Valiant Ambition

Valiant Ambition

George Washington, Benedict Arnold, and the Fate of the American Revolution

Book - 2016
Average Rating:
Rate this:
In September 1776, the vulnerable Continental Army under an unsure George Washington (who had never commanded a large force in battle) evacuates New York after a devastating defeat by the British Army. Three weeks later, near the Canadian border, one of his favorite generals, Benedict Arnold, miraculously succeeds in postponing the British naval advance down Lake Champlain that might have ended the war. Four years later, as the book ends, Washington has vanquished his demons and Arnold has fled to the enemy after a foiled attempt to surrender the American fortress at West Point to the British. After four years of war, America is forced to realize that the real threat to its liberties might not come from without but from within.
Valiant Ambition is a complex, controversial, and dramatic portrait of a people in crisis and the war that gave birth to a nation. The focus is on loyalty and personal integrity, evoking a Shakespearean tragedy that unfolds in the key relationship of Washington and Arnold, who is an impulsive but sympathetic hero whose misfortunes at the hands of self-serving politicians fatally destroy his faith in the legitimacy of the rebellion. As a country wary of tyrants suddenly must figure out how it should be led, Washingtons unmatched ability to rise above the petty politics of his time enables him to win the war that really matters.
Publisher: New York, New York : Viking, [2016]
ISBN: 9780525426783
Branch Call Number: 973.382 WASHI PHILB
Characteristics: xix, 427 pages : illustrations ; 24 cm


From Library Staff

A look at the American Revolution through the lens of loyalty and personal intergrity.

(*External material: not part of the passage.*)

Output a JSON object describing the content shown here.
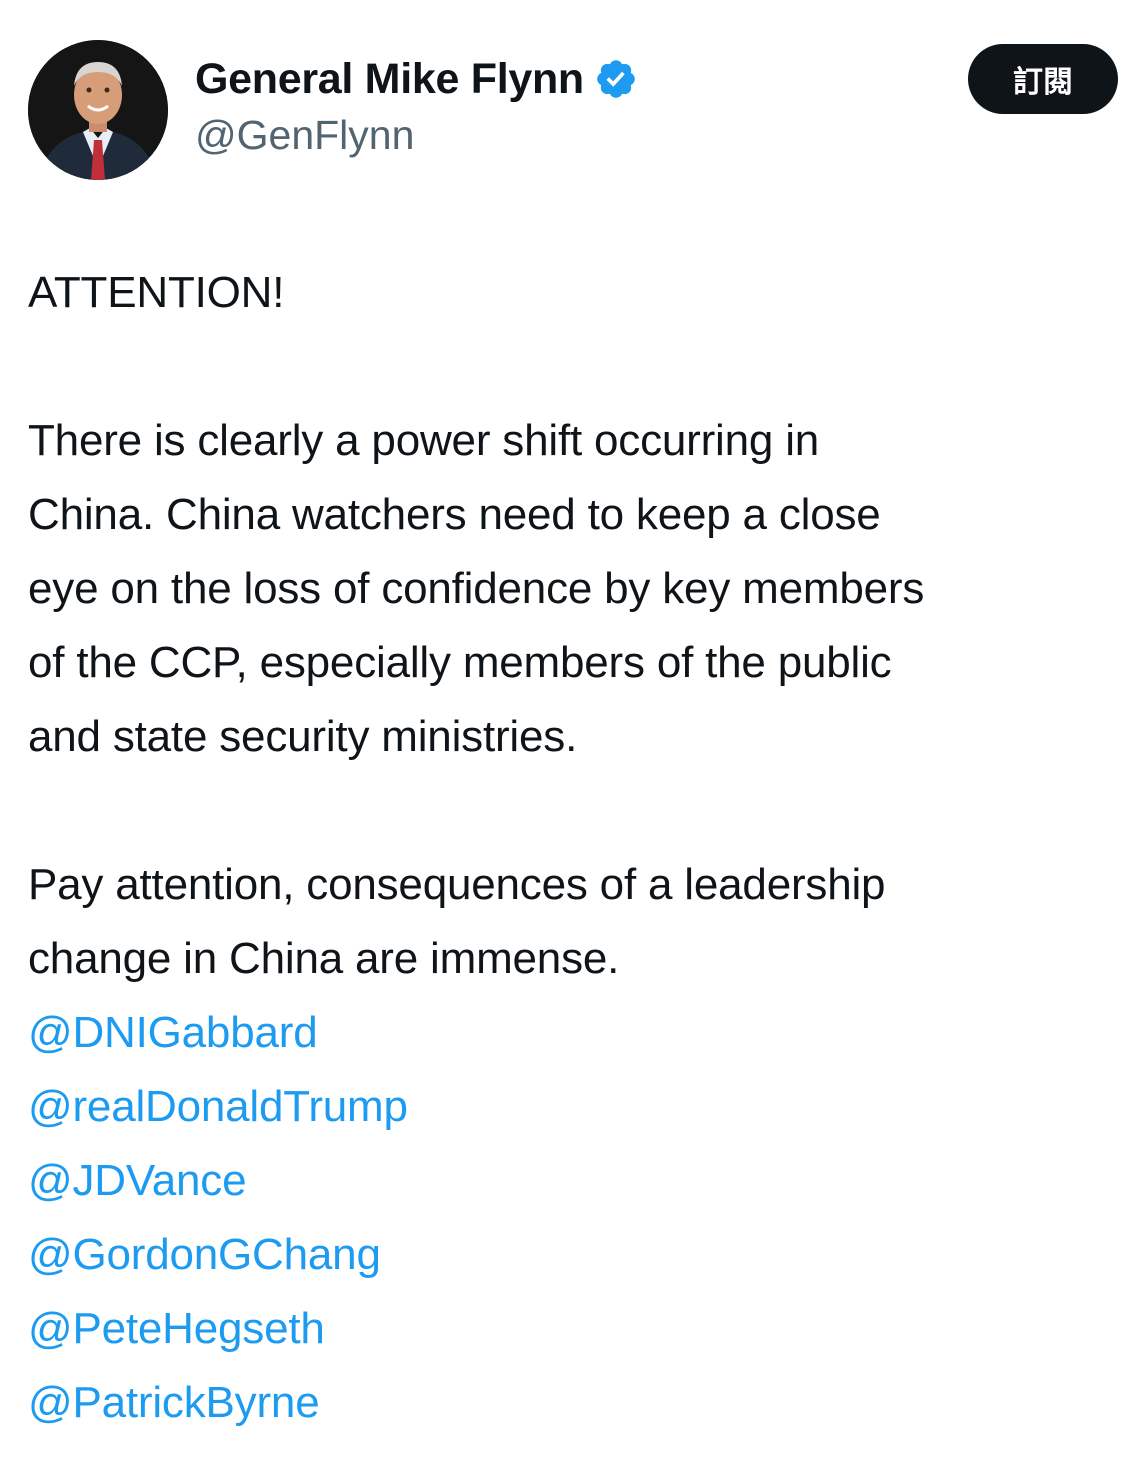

This is a historical book chock full of details unknown to most Americans. What makes a book of this type relevant to those of us living in Greenwich is that it tells the story of our history with references to many places we all know and have visited. It provides interesting insights to battles ... Read More »

This is a nonfiction account of the middle years of the Revolutionary War, focusing on two dominant but different American generals, George Washington and Benedict Arnold.

From the critics

Community Activity


Add a Comment
May 30, 2019

Good read, lots of focus on Genl Arnold and Major Andre. Kept me engaged, and really developed Arnold's character. Good stuff about Peggy Shippen too. Tied all the major players together very well and gave me a sense for the circumstances around Arnold's treason. Epilogue nicely tied up the real meaning to America of Arnold's defection.

Nov 09, 2016

A good bet for any Philbrick fan (which I am already) - and better than most since it has a strong human drama at its heart. A careful appraisal of the man Arnold, both sympathetic and unapologetic of his flaws, showing fundamental humanity as well as the dynamic shifts in his person that led to the act of betrayal.
Philbrick even credits this event with eventual redemptive good, as the American people thought about what their ideals were in a new way.

Aug 15, 2016

So what made America's greatest military man flip to the British? Two battlefield injuries that went unrecognized, being passed over for promotion within the ranks several times, and wrongful accusations of malfeasance while serving as Mayor of Philadelphia. Perhaps it was greed, or perhaps he just reached the breaking point. Either way, the unsuccessful surrender of West Point to the British was the turning point of the American Revolution. Philbrick gives a great background as to how it all happened.

Jun 29, 2016

Great story to bring the history of the American Revolution into context, warts and all. the book confirms why Washington is such a great man.

Jun 27, 2016

This is a follow up to Philbrick's excellent "Bunker Hill" and will be followed by a book on Yorktown in a few years.
I saw Philbrick speak recently about the book and I could tell he had a deep fascination with Benedict Arnold. The Arnold story is very interesting and I was caught up with it until he was military governor of Philadelphia and I have to admit I wasn't as taken with his story as with Joseph Warren's in the first book of the trilogy.
Even with my lack of enthusiasm for the Arnold story, I am very appreciative for Philbrick's solid writing and his description of the factions in Congress and the differences between loyalists and patriots, and the economics classes. I also have learned more about George Washington and his character by reading this series. I look forward to "Yorktown" and films that may be spawned by this rock solid and engaging series.

Jun 02, 2016

Really puts you on the ground during the long slog of the American Revolution. Very convincing thesis that Benedict Arnold's heroics and ultimate treason woke up American leaders and united them to fund and finish the war.


Add Age Suitability

There are no ages for this title yet.


Add a Summary

There are no summaries for this title yet.


Add Notices

There are no notices for this title yet.


Add a Quote

There are no quotes for this title yet.

Explore Further

Browse by Call Number


Subject Headings


Find it at GL

To Top